YAML Support

Granite has native support for serializing and deserializing to and from YAML strings via the YAML::Serializable module.

YAML::Field

Allows for control over the serialization and deserialization of instance variables.

class Foo < Granite::Base
adapter mysql
table_name foos
field name : String
field password : String, yaml_options: {ignore: true} # skip this field in serialization and deserialization
field age : Int32, yaml_options: {key: "HowOldTheyAre"} # the value of the key in the json object
field todayBirthday : Bool, yaml_options: {emit_null: true} # emits a null value for nilable property
field isNil : Bool
end

foo = Foo.from_yaml(%({"name": "Granite1", "HowOldTheyAre": 12, "password": "12345"}))

#<Foo:0x1e5df00
@_current_callback=nil,
@age=12,
@created_at=nil,
@destroyed=false,
@errors=[],
@id=nil,
@isNil=nil,
@name="Granite1",
@new_record=true,
@password=nil,
@todayBirthday=nil,
@updated_at=nil>

foo.to_yaml

---
name: Granite1
HowOldTheyAre: 12

Notice how isNil is omitted from the YAML output since it is Nil. If you wish to always show Nil instance variables on a class level you can do:

@[YAML::Serializable::Options(emit_nulls: true)]
class Foo < Granite::Base
adapter mysql
table_name foos
field name : String
field age : Int32
end

This would be functionally the same as adding yaml_options: {emit_null: true} on each property.

after_initialize

This method gets called after from_yaml is done parsing the given YAML string. This allows you to set other fields that are not in the YAML directly or that require some more logic.

class Foo < Granite::Base
adapter mysql
table_name foos
field name : String
field age : Int32
field date_added : Time
def after_initialize
@date_added = Time.utc
end
end

foo = Foo.from_yaml(%({"name": "Granite1"}))

<Foo:0x55c77d901ea0
@_current_callback=nil,
@age=0,
@created_at=nil,
@destroyed=false,
@date_added=2018-07-17 01:08:28.239807000 UTC,
@errors=[],
@id=nil,
@name="Granite",
@new_record=true,
@updated_at=nil>

on_to_yaml

This method gets called when .to_yaml is called on the model. This allows other fields to be serialized in additional to the model itself. A common use-case could be including related models.

class Person < Granite::Base
adapter pg
table_name people
belongs_to :family
primary id : Int64
field name : String
end
class Family < Granite::Base
adapter pg
table_name families
has_many :members, class_name: Person
primary id : Int64
def on_to_yaml(yaml : ::YAML::Nodes::Builder)
yaml.scalar "members"
members.to_yaml yaml
end
end
family = ...
family.to_yaml
# ---
# id: 1
# members:
# - id: 1
# name: Jim
# - id: 2
# name: Mary

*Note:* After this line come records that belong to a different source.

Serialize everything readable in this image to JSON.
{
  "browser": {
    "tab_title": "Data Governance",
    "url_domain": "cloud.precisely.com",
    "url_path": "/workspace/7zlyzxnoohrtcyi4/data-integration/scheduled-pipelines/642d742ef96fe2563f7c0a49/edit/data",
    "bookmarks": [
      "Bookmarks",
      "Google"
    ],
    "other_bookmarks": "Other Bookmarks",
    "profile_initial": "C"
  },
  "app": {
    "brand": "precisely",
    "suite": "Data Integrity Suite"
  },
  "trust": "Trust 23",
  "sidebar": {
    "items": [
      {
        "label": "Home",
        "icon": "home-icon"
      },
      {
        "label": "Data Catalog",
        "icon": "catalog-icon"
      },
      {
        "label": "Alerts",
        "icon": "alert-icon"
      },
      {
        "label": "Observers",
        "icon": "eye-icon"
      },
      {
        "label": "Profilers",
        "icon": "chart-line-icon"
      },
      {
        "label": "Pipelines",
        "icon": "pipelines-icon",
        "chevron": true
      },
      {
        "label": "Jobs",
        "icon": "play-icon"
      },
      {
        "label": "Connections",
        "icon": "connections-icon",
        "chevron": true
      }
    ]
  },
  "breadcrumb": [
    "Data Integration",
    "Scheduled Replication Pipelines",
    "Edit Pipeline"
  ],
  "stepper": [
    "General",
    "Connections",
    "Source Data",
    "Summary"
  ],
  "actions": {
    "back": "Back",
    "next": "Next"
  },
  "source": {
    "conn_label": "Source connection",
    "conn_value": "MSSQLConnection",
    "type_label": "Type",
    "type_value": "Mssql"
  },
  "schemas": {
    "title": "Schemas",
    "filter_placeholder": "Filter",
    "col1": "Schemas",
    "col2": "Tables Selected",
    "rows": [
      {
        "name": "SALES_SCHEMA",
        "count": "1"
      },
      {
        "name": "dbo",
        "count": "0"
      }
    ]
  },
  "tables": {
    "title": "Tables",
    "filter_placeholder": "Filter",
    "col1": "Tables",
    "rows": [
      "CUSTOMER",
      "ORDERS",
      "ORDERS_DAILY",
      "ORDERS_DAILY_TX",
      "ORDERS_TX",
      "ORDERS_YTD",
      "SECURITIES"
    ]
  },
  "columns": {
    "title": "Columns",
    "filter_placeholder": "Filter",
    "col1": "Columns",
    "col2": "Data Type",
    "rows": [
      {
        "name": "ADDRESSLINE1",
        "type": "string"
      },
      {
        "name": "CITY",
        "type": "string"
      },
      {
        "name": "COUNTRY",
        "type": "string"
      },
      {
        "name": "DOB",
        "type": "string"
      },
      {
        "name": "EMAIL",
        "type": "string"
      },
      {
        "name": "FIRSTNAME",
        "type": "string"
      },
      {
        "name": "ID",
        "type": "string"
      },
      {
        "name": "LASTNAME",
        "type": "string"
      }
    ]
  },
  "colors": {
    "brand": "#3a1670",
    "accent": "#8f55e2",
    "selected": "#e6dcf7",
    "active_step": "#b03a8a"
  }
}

YAML::Serializable::Unmapped

If the YAML::Serializable::Unmapped module is included, unknown properties in the YAML document will be stored in a Hash(String, YAML::Any). On serialization, any keys inside yaml_unmapped will be serialized appended to the current YAML object.

class Foo < Granite::Base
include YAML::Serializable::Unmapped
adapter mysql
table_name foos
field name : String
field age : Int32
end

foo = Foo.from_yaml(%({"name": "Granite1", "age": 12, "foobar": true}))

#<Foo:0x55c4c3208f00
@_current_callback=nil,
@age=12,
@created_at=nil,
@destroyed=false,
@errors=[],
@id=nil,
@name="Granite1",
@new_record=true,
@updated_at=nil,
@yaml_unmapped={"foobar" => true}>

foo.to_yaml

---
name: Granite1
age: 12
foobar: true